a device that measures temperature
unit scientists use to measure temperature
number added to the Celsius temperature to convert to Kelvin temperature
the temperature scale commonly used in the United States.
the amount of matter per unit of volume. This measures how much matter occupies a given amount of space. An object that is very dense is very compact, so it has a large number of particles in a confined amount of space.
the amount of force exerted per unit area.
the amount of push or pull on an object.
this or a manometer is used to measure air pressure
a measure of the ability to do work or generate heat. Some of these forms are mechanical, chemical and thermal
units to measure energy
Joules (J), calories (xal), and electron volts (eV)
customary units
pounds, stones, inches, feet, miles, pints, quarts, gallons, degrees Fahrenheit, British Thermal Units (BTU), are examples
metric system

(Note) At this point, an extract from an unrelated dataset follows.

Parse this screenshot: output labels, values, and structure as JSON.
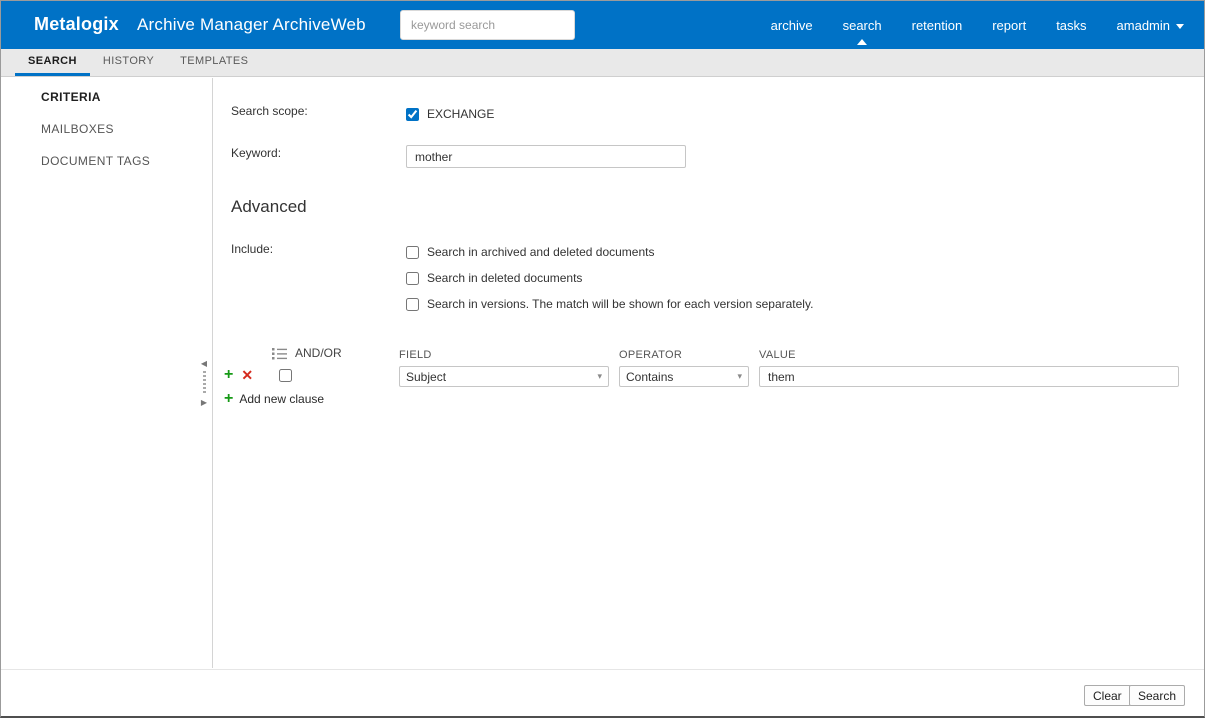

Scientists often use this system of measurement developed in France in the 1790s. It was the first standardized system of measurement
metric prefixes
Some things scientists want to measure may be very large. Other things may be very small. To work with either extremely large or small numbers, scientists use these. Examples: Tera- Giga- Mega- Kilo- Hecto- Deca- (no prefix) Deci- Centi- Milli- Micro- Nano- Pico-
metric bases
meter, liter, gram
1000 meters equals
mass x acceleration =
Pure substance
a uniform substance made up of one type of particle, which can be either an element or a compound.
a pure substance that cannot be broken down by normal chemical or physical means. These are are considered the simplest substances. It is made of only one type of atom. It is identified by its atomic number
different forms of the same element in the same physical state of matter.
the atomic number of oxygen
the most common element in the earth's crust
the symbol for this element is Sn. The symbol comes from the Latin name "stannum" It is very malleable and ductile
binary compound
a compound made up of two different elements
ternary compound
a compound made up of 3 different elements.
a pure substance made up of two or more elements joined in a defined ratio.
John Dalton
developed the atomic theory of matter
the amount of space that matter occupies or takes up